Are you ready for coastal eddy? Has Santa Ana curled your hair? Is May gray making you blue?
If you live in Southern California, chances are good your life has been affected by these and other weather phenomena. You might not know all of them by name, but doing so boosts your weather IQ and makes you sound like a true local.
With June gloom just around the corner, we looked up some common and lesser-known weather terms to enlighten you about our Mediterranean-like climate. Drop them at your next get-together to impress friends and family with your weather wizardry.

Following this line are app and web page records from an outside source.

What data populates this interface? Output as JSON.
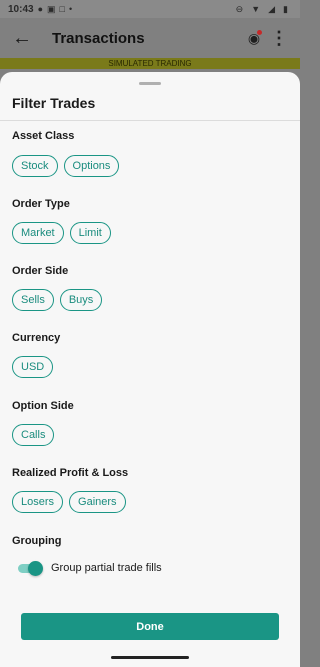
{
  "status_bar": {
    "time": "10:43",
    "left_icons": [
      "location-icon",
      "sim-icon",
      "notification-icon",
      "dot-icon"
    ],
    "right_icons": [
      "dnd-icon",
      "wifi-icon",
      "signal-icon",
      "battery-icon"
    ]
  },
  "header": {
    "title": "Transactions",
    "back_icon": "arrow-left-icon",
    "notification_icon": "bell-icon",
    "more_icon": "more-vertical-icon"
  },
  "banner": {
    "text": "SIMULATED TRADING"
  },
  "sheet": {
    "title": "Filter Trades",
    "sections": [
      {
        "label": "Asset Class",
        "chips": [
          "Stock",
          "Options"
        ]
      },
      {
        "label": "Order Type",
        "chips": [
          "Market",
          "Limit"
        ]
      },
      {
        "label": "Order Side",
        "chips": [
          "Sells",
          "Buys"
        ]
      },
      {
        "label": "Currency",
        "chips": [
          "USD"
        ]
      },
      {
        "label": "Option Side",
        "chips": [
          "Calls"
        ]
      },
      {
        "label": "Realized Profit & Loss",
        "chips": [
          "Losers",
          "Gainers"
        ]
      }
    ],
    "grouping": {
      "label": "Grouping",
      "toggle_label": "Group partial trade fills",
      "toggle_on": true
    },
    "done_label": "Done"
  },
  "colors": {
    "accent": "#1a9585",
    "sheet_background": "#f7f7f7",
    "overlay": "#808080"
  }
}
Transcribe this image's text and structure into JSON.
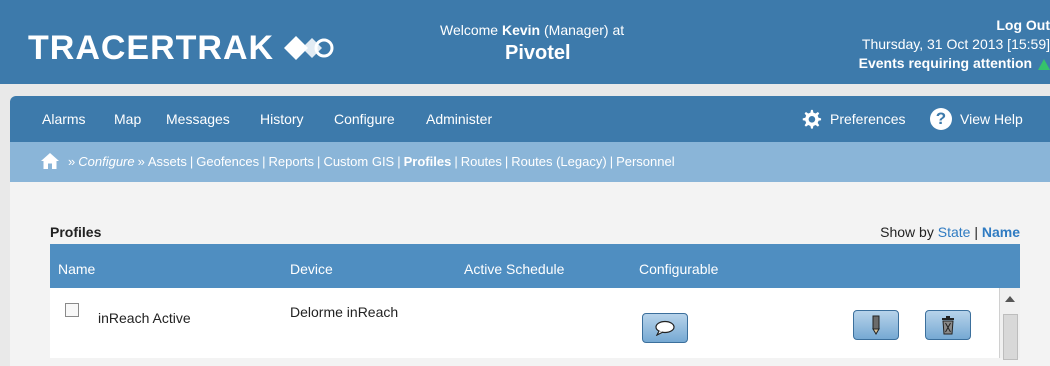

Strong, extremely dry downslope winds that originate inland and affect coastal Southern California as well as northern Baja California. Santa Anas blow mostly in autumn and winter, but can pick up at other times of the year. They’re especially known for the hot dry weather–often the hottest of the year–they bring in the fall, and are notorious for fanning regional wildfires. For obvious reasons, they’re also called “devil winds.”
Perhaps the most famous description of Santa Ana winds was penned in 1946 by crime novelist Raymond Chandler in the opening paragraph of “Red Wind”:
“There was a desert wind blowing that night. It was one of those hot dry Santa Anas that come down through the mountain passes and curl your hair and make your nerves jump and your skin itch. On nights like that every booze party ends in a fight. Meek little wives feel the edge of the carving knife and study their husbands’ necks. Anything can happen. You can even get a full glass of beer at a cocktail lounge.”
Too foggy for you? Blame the recurring Southern California weather phenomenon known as the coastal (or Catalina) eddy, a swirling, circular cloud pattern off the coast of San Diego. Coastal eddies can bring cooler weather, fog, and better air quality into Southern California as they push the marine boundary layer further inland. The eddy patterns can stretch 60 to 120 miles and last from a few hours to a few days, most often forming between April and October, and hitting their peak in June.
During these months, gloom often darkens the coastal skies with a layer of marine clouds that form a continuous horizontal gray sheet, often with rain or snow. Coastal clouds may remain all day, but often give way to some hazy afternoon sunshine. The number of overcast days during this period varies from year to year.
When these long plumes of moisture from the tropics or subtropics move into higher latitudes, they’re capable of blasting a firehose of rain and creating hazardous conditions, including flooding and landslides, due to such a large amount of rain over a short period of time. An atmospheric river originating near the Hawaiian Islands is known as a Pineapple Express or Pineapple Connection.
Legendary in San Diego, the phenomenon was described by a British researcher in 1869 as occurring “at the moment of the departure of the sun below the horizon, the last glimpse is coloured bluish green.” Almost nightly, San Diego beachgoers gather at the Pacific’s edge to catch a glimpse of the elusive flash. It is best seen from a few feet above sea level, and becomes compressed to a thin line at the horizon when seen from considerable heights. Blink and you’ll miss it.
The town of Ojai in Ventura County offers this memorable experience for tourists and locals alike. The Pink moment is the special time when the sun goes down and the Ojai Valley becomes bathed in muted tones of pink, lavender, and peach. One of the best ways to see the spectacle is by taking a jeep tour high into the mountains behind Ojai.
A summer wind-flow pattern where air with high water vapor content, coming from the Gulf of Mexico, the Gulf of California, or the tropical Pacific south of mainland Mexico, reaches the desert Southwest. It briefly extends to the California coast, resulting in scattered showers and thunderstorms.
A type of offshore flow pattern that occurs in coastal Santa Barbara County when strong winds from the northwest or north occur, producing a brief period of significantly warm, dry weather. These winds typically occur during late-afternoon or early-evening, thus the name “sundowner.”
El Niño occurs when Pacific waters become unusually warm. This usually happens in the winter, and has a major effect on weather patterns. In Southern California, that can mean a wetter winter. In the past, our region has experienced torrential downpours and mudslides as a result of El Niño. However, no two El Niño events are the same, and how we will be affected can’t be fully predicted.
La Niña is described as cooler-than-normal sea-surface temperatures in the central and eastern Pacific, near the equator off the west coast of South America. El Niño is like La Niña’s brother–the totally opposite and attention-grabbing brother. La Niña triggers atmospheric changes that generally favor below-average precipitation and above-average temperatures in the southern band of the U.S. That can be bad news for Southern California, which could miss the winter’s El Niño rains that help ease the drought in much of California.